Humans are having an increasing impact on the planet, and global change (including invasive species, climate change, habitat fragmentation and degradation) is creating ecosystems with novel combinations of species and novel functions. This talk will address the questions: What exactly is a novel ecosystem or no-analog ecosystem and what implications do novel ecosystems have for management, especially restoration of degraded landscapes? To what extent are novel ecosystems actually new, and how might alternative stable states models of succession be a useful way to help manage novel ecosystems?
Priority effects, whereby the species that establish first in a habitat can significantly affect further assembly, often lead to alternative stable states, and these can be actively used in ecological restoration (for example in grasslands) to send a plant community along a desired trajectory. Novel ecosystems are a serious challenge but also form an opportunity for setting priorities in the management and restoration of ecosystems that are “stuck” in undesirable states.

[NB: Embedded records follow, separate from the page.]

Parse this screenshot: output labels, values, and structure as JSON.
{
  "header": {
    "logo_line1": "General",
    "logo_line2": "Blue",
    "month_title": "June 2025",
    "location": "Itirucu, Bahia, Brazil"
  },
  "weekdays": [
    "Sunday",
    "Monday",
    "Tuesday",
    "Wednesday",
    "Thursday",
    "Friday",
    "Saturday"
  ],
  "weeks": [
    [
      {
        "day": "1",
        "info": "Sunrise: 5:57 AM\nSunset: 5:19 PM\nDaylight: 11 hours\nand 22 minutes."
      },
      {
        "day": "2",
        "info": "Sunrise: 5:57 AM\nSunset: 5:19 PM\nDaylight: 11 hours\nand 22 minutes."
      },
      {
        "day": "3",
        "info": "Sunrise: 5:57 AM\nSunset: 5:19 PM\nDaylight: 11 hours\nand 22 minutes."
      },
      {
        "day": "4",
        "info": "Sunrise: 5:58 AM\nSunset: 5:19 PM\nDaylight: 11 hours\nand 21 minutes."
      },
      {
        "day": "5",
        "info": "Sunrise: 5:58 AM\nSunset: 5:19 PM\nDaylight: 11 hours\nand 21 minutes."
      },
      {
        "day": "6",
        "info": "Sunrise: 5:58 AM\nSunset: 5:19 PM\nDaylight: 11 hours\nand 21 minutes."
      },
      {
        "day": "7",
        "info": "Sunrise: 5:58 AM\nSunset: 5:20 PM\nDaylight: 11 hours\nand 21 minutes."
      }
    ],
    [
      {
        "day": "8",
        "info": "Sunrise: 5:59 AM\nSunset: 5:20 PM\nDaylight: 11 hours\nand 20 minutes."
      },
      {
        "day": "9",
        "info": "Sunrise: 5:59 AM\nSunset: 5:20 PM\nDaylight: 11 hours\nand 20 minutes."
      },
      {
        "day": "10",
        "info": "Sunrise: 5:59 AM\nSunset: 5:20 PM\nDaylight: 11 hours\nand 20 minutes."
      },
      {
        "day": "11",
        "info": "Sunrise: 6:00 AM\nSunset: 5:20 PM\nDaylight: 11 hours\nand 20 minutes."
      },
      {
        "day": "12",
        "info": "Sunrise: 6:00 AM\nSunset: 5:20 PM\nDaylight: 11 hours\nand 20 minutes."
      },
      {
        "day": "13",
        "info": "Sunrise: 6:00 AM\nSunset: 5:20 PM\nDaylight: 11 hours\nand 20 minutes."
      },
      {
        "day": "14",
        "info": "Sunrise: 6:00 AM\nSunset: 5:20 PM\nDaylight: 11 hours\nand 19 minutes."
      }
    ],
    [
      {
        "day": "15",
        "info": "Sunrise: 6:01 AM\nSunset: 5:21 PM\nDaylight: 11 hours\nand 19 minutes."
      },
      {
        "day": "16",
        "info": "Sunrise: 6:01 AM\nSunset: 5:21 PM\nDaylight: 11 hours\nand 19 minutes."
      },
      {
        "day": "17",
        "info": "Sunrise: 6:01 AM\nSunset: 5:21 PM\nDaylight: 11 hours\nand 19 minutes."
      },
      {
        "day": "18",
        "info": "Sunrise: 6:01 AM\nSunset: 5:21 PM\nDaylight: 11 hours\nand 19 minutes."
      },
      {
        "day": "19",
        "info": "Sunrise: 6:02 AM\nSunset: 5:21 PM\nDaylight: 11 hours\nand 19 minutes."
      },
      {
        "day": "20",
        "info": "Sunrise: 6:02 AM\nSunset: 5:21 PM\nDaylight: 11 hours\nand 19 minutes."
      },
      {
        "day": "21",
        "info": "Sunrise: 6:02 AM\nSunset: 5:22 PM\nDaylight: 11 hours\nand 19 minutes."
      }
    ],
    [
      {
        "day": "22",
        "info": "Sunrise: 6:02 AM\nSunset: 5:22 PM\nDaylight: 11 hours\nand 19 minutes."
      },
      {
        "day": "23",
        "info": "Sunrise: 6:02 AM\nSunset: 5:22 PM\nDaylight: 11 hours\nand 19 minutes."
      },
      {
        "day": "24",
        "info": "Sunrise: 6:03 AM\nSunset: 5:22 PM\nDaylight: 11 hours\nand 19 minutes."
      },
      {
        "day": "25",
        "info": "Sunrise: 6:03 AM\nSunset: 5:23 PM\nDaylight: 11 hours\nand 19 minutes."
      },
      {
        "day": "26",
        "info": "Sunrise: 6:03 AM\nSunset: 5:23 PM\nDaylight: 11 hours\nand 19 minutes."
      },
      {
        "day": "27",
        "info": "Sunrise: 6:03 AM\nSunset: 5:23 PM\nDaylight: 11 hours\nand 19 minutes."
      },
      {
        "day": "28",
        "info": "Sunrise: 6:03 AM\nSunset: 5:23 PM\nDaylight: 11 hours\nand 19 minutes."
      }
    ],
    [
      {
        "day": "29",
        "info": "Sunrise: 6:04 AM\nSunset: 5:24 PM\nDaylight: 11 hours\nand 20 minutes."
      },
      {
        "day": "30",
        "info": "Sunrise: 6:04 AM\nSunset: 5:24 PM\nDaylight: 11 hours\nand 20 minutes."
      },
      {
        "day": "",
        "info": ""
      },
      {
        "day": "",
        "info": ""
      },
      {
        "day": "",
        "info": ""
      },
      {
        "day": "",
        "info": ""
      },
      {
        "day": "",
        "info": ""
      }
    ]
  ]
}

- Vortrag zum Abschluss des Habilitationsverfahrens an der Universität Bayreuth -
The ecology and conservation of a seasonally dry tropical forest in South America
The tangled evolutionary history of plants and fungi
From the field to the lab to integrated risk assessment of vector-borne pathogens